Call of Duty: Black Ops Cold War
- Murray Robertson
- 16 November 2020
A brilliant campaign ushers Call of Duty into the new age of consoles
It was never going to be easy to follow up last year's Call of Duty: Modern Warfare, a stunning reboot of the 2007 masterpiece. But developer Raven has risen to the challenge with this brand new chapter in their Black Ops sub-series, set at the height of tensions between the US and the Soviet Union in the early 1980s.
Nostalgia is a key ingredient in Cold War and, following on from TV series Chernobyl's painstakingly evocative production design, Raven have gone to town with their atmospheric recreations of Eastern Europe, particularly East Berlin and the Soviet KGB headquarters. The latter plays host to the game's best mission, a thrilling Hitman/Metal Gear Solid-inspired infiltration behind enemy lines, complete with vent-crawling, stealthy takedowns and tactical corpse disposal. Other influences are more unexpected: a flashback to Vietnam bafflingly pays homage to the unreliable narrator found in indie walking simulator The Stanley Paradox.
Before each mission, you get to hang out in a safe house with your international crew of soldiers (in keeping with the tone of the era, the chief is a dead ringer for Robert Redford). It's here that the game introduces subtle RPG elements, another oddity for the series. Later on, you'll make some choices which significantly alter the course of the game; it's an interesting addition to a series in which the protagonist's role has always been strictly preordained.
The real Cold War was so-called due to its lack of military action, so it's entirely fitting that there are vast swathes of the game where not a shot is fired, something hitherto anathema to Call of Duty. That said, there are missions that involve practically genocidal levels of carnage as the game throws enemy avatars into your cross hairs with gleeful abandon. Enemy AI has never been a Call of Duty strong point, and so it continues. While there's a surprisingly small range of arms at your disposal, the series' audio/visual weapon feedback is as strong and punchy as ever.

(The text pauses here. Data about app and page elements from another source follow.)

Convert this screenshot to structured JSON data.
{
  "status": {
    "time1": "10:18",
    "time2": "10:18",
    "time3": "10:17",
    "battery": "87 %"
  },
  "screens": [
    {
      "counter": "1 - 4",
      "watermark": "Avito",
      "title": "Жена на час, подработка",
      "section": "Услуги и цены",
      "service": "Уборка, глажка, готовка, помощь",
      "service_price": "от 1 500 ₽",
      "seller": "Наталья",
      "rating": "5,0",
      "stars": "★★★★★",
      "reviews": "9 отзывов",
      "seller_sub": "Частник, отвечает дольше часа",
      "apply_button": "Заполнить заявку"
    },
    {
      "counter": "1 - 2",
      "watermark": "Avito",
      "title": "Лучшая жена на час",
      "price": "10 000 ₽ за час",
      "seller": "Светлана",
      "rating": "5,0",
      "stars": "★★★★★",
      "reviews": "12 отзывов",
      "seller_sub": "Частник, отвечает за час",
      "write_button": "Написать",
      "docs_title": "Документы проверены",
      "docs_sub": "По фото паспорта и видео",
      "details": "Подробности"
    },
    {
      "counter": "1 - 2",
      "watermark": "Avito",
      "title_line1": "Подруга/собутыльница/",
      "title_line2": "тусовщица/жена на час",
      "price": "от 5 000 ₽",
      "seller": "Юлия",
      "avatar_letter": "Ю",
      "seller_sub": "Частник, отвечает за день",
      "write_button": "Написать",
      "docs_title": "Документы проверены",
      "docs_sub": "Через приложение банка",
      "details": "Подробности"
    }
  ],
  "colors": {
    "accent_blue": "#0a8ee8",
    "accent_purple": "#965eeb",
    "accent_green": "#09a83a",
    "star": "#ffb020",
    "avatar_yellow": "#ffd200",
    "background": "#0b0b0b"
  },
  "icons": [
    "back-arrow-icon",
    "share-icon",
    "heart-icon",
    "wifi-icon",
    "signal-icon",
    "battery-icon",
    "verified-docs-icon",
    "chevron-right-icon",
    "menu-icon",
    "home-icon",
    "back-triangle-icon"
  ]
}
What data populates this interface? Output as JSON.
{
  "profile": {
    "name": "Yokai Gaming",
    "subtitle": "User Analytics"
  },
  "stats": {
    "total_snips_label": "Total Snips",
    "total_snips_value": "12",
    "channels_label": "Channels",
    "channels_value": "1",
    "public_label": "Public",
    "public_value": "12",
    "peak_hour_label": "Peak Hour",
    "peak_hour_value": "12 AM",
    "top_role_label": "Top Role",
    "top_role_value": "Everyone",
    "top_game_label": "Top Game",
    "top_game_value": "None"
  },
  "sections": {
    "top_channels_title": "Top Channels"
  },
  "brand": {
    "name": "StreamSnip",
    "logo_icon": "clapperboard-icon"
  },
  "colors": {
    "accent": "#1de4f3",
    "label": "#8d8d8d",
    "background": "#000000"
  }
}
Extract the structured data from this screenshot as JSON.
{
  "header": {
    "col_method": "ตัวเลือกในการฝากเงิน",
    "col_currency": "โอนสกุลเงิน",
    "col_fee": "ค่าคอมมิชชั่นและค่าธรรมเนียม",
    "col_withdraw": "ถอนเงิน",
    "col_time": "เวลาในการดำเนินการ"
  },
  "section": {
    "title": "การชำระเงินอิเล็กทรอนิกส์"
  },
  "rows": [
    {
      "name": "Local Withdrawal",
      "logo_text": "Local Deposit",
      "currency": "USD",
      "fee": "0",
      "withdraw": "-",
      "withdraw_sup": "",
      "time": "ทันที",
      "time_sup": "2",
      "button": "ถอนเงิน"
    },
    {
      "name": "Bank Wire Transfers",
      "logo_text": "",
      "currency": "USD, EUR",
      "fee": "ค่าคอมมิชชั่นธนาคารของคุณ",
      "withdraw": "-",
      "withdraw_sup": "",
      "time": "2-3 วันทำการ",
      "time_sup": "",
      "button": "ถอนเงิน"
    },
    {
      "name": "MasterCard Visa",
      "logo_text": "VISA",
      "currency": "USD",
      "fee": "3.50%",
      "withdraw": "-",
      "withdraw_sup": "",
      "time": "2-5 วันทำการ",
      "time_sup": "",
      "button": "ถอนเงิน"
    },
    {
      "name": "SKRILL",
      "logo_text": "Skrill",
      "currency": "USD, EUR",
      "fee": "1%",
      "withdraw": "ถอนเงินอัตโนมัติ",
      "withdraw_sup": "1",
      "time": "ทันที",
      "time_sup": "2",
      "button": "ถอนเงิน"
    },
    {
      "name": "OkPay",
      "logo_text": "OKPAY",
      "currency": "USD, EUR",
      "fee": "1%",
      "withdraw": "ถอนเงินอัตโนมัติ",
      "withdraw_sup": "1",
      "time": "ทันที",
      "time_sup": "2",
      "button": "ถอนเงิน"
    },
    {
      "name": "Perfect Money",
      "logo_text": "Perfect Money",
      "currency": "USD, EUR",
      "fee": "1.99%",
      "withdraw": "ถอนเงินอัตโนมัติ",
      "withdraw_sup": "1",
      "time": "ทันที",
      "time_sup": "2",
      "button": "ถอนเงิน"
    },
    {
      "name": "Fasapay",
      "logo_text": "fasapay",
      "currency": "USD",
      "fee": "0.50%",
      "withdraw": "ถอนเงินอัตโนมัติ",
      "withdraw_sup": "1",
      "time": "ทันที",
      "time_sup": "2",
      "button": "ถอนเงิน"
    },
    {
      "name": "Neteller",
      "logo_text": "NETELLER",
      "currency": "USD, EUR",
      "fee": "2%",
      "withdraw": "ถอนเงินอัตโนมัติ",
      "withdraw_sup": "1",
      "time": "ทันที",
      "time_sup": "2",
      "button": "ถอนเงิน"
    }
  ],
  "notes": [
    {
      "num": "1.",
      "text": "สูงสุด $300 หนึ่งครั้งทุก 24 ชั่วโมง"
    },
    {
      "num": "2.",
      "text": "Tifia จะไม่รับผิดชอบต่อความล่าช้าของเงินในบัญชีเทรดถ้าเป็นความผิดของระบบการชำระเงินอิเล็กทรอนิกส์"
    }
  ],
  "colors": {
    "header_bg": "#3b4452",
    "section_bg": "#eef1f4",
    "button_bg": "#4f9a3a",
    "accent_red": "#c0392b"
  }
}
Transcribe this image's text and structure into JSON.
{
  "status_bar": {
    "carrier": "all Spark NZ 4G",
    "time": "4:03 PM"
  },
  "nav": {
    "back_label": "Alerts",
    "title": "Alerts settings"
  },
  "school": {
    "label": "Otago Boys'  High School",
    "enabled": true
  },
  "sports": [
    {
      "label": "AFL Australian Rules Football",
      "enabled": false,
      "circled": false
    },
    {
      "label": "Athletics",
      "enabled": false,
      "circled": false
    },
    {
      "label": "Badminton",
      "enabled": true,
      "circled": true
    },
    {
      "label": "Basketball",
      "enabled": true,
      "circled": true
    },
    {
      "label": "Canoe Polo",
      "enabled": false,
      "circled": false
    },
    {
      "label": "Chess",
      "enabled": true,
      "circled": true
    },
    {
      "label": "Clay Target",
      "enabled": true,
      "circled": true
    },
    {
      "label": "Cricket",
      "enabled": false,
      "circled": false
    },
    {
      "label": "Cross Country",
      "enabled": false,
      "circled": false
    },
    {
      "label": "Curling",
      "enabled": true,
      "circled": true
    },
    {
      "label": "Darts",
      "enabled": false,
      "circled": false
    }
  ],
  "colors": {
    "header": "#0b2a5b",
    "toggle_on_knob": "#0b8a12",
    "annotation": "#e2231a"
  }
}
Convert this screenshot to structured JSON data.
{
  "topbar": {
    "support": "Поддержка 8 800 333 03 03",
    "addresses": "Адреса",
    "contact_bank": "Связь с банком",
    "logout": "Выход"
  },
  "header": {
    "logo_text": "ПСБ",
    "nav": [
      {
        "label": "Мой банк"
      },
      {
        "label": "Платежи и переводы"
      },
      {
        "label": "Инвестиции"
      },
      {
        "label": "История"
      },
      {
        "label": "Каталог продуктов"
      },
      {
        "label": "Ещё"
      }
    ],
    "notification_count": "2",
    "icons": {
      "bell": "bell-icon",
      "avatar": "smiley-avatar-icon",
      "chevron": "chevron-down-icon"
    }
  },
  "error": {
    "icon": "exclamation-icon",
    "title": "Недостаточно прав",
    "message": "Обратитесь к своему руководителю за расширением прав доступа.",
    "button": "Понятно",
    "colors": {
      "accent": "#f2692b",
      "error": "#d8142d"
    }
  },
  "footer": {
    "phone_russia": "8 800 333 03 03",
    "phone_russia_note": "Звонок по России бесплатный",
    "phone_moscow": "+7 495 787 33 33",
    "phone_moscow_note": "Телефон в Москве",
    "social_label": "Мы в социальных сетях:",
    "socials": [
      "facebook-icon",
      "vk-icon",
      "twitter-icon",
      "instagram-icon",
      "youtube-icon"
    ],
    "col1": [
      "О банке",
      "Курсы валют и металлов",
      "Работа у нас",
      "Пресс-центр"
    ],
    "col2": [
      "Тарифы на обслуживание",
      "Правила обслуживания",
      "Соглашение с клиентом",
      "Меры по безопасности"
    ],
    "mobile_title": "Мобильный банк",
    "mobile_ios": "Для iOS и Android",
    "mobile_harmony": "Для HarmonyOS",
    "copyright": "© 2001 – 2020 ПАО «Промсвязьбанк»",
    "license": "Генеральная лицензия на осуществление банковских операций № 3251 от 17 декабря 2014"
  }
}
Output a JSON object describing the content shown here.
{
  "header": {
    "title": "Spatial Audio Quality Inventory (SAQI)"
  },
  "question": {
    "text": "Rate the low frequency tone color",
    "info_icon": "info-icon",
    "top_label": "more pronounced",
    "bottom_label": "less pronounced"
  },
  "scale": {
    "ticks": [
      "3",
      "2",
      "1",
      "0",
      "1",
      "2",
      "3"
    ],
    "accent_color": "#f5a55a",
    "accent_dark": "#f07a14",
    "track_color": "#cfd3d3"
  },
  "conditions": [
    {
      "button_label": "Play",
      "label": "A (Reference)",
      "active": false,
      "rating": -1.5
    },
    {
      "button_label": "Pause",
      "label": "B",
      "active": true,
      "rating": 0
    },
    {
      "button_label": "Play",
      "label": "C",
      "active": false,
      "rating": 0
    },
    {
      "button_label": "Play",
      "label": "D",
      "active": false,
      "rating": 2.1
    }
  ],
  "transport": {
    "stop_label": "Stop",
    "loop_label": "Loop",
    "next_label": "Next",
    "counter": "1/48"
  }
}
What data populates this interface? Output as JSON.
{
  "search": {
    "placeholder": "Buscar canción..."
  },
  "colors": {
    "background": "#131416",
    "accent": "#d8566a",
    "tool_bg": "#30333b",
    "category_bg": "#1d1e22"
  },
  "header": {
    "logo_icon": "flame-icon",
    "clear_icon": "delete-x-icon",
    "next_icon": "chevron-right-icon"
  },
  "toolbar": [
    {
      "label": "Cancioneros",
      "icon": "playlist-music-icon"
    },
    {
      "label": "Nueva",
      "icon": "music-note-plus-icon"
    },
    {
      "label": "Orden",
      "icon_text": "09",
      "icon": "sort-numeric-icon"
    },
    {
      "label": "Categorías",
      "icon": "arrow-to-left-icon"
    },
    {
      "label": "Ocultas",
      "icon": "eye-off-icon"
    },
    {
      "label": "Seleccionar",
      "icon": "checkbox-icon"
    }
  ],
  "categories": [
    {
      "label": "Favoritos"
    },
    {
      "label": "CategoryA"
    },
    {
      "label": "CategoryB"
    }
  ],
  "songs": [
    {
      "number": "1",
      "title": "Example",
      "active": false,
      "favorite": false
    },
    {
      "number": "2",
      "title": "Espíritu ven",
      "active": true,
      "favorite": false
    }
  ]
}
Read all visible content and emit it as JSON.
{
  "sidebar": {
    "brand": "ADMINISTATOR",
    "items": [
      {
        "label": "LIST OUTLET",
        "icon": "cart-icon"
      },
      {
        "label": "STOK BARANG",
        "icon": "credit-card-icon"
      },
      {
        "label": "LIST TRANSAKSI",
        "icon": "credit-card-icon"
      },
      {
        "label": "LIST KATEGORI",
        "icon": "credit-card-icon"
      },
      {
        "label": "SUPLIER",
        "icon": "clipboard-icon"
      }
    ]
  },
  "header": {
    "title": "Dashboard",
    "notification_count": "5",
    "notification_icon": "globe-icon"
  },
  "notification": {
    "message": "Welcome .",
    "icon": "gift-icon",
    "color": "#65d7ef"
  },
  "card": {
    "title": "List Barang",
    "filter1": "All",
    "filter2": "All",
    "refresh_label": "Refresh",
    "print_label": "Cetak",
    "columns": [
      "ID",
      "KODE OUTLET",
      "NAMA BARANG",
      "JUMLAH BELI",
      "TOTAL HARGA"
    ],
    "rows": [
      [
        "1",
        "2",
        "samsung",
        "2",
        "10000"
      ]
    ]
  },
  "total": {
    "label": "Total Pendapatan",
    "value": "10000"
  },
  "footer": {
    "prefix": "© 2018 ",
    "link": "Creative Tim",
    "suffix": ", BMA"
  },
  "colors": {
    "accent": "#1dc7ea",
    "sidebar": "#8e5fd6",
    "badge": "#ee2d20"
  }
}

It's just a shame that it's all over so quickly, particularly as the multiplayer is disappointingly sparse. To be fair, it only feels meagre thanks to the continuing success of last year's Warzone, the free-to-play Call of Duty battle royale which Activision is wisely keeping in place (we really were spoiled with that bumper package). Otherwise, Cold War offers the usual multiplayer runaround (with a relatively simple 1980s arsenal) and multiplayer developer Treyarch's signature zombie mode.
Cold War is a brilliant – if short – campaign, and it boldly ushers Call of Duty into the new age of consoles with typically gorgeous presentation and a fun, twisty tale that joyfully exploits the entrenched paranoia of its novel setting.